A few weeks ago, I ditched work one afternoon and went for a hike at Lake 22. It was not a contemplated move, I just felt to get out for an adventure the same way Ishmael felt he needed to go the sea.
It was a cloudy day, not great for the views but perfect for a workout
The first 40 minutes felt like a breeze. The trail was largely flat and well maintained, walking through towering old growth forests and occasionally treading past shallow streams felt like a perfect way to spend a summer afternoon.
An hour into the hike, the trail gave way to intimidating switch-backs littered with large boulders and sharp-edged rocks. The easy stroll through the park quickly became a quagmire. With the difficult terrain and the elevation, my breath began to run short, my legs felt sorer and sorer, sweats started to drip into my eyes. I felt my brain getting hot and bloated, eyes irritated by the sweat. Thoughts of giving up started to creep in, little voices whispering at my ears:
“I’ve already came all this way, it is a good enough workout.”
“The weather isn’t that great, the view will probably be washed out. It doesn’t feel it’s worth the effort.”
“I’ve been to the lake before, it is beautiful but not out of the world, I don’t need to put myself through this just to see it again.”
“These boulders are so hard to get through, imagine the pain getting down later. Maybe I should just head back.”
“My water supply is running low, maybe I should call it quit.”
I constantly checked the GPS on my phone trying to see how much further the trail goes. The staircase of boulder seemed to go on forever while the blue dot on the map barely moved. I badly wanted to give up, I stopped looking for reasons to continue, but seeking affirmations to turn back.
The barely moving blue dot
Boulder littered switch-backs
I began to take breaks more and more frequently. Finally, I sat down under a piece of shade, staring into the distant mountains, and getting ready to go back. A couple of travelers passed by. They were coming down from the lake. They nodded and smiled, I smiled and nodded back, no words exchanged. Minutes later, I packed up my stuff and resumed my journey to the top. That was the last break I took.
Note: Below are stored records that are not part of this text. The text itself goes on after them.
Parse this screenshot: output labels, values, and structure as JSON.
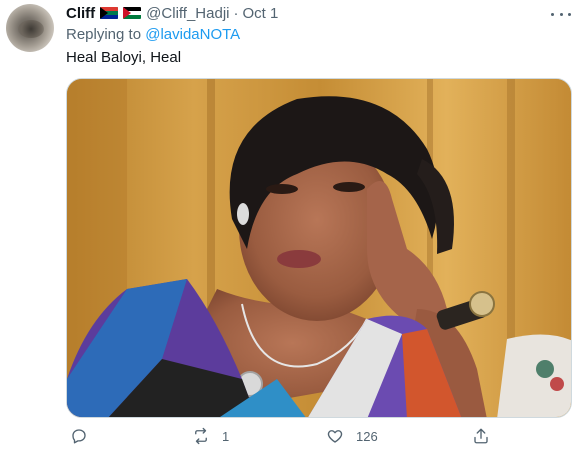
{
  "tweet": {
    "author_name": "Cliff",
    "flags": [
      "south-africa-flag",
      "palestine-flag"
    ],
    "handle": "@Cliff_Hadji",
    "separator": "·",
    "date": "Oct 1",
    "reply_prefix": "Replying to ",
    "reply_to": "@lavidaNOTA",
    "text": "Heal Baloyi, Heal"
  },
  "actions": {
    "reply_count": "",
    "retweet_count": "1",
    "like_count": "126"
  },
  "colors": {
    "link": "#1d9bf0",
    "muted": "#536471",
    "text": "#0f1419"
  }
}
I reached the lake 40 minutes later. Just as I was trying to convince myself to give up, the view was just ok. Without the sun, everything was grey and washed out. Yet, I felt a strong sense of joy anyway. The normally light green lake turned to a deep emerald color, patches of late summer snow were still visible. A few people were fly fishing along the shore. ‘Hah, got one!’ One person shouted suddenly. A beautiful rainbow trout was reeled in, they took a picture with it and let it back into the lake. I circled lake and was on my way home.
Midway is the hardest #
The mid-point of any journey always seems to the toughest. It is a place where we have gone far enough that we think we know what we are doing, but not yet far enough to really see it. In fact, it is a place or time where we are most confused.
Be the wind for someone else #
At the time, I did not know why I continued when I already made up my mind to give up. I only realize later it was that silent encounter with that group of strangers gave that necessary lift.
Although not a word was spoken, the gentle nods and smiles conveyed more than what was neccessary to lift me out of the ‘mid-journey blue’. They were the wind that carried me. I’m sure there are many winds like this in life. It could be an insightful book, a soulful song, a lover’s kiss, a mother’s hug, a father’s tap on the shoulder, or a simple nod from a stranger.
Be someone else’s wind. Either through our work or just our very beings. Small acts of goodness go a long way.
Don’t give up, but it’s not about the destination either #
I came home feeling happy and content that day, not from the lackluster scenery or the less than ‘thrilling’ adventure, but the fact that I did not give up. If we always give up, we won’t know what not giving up taste like. Sometimes, the reward of being persistent is far more enjoyable than the result of persistence.
July 2023, Lake Twenty-two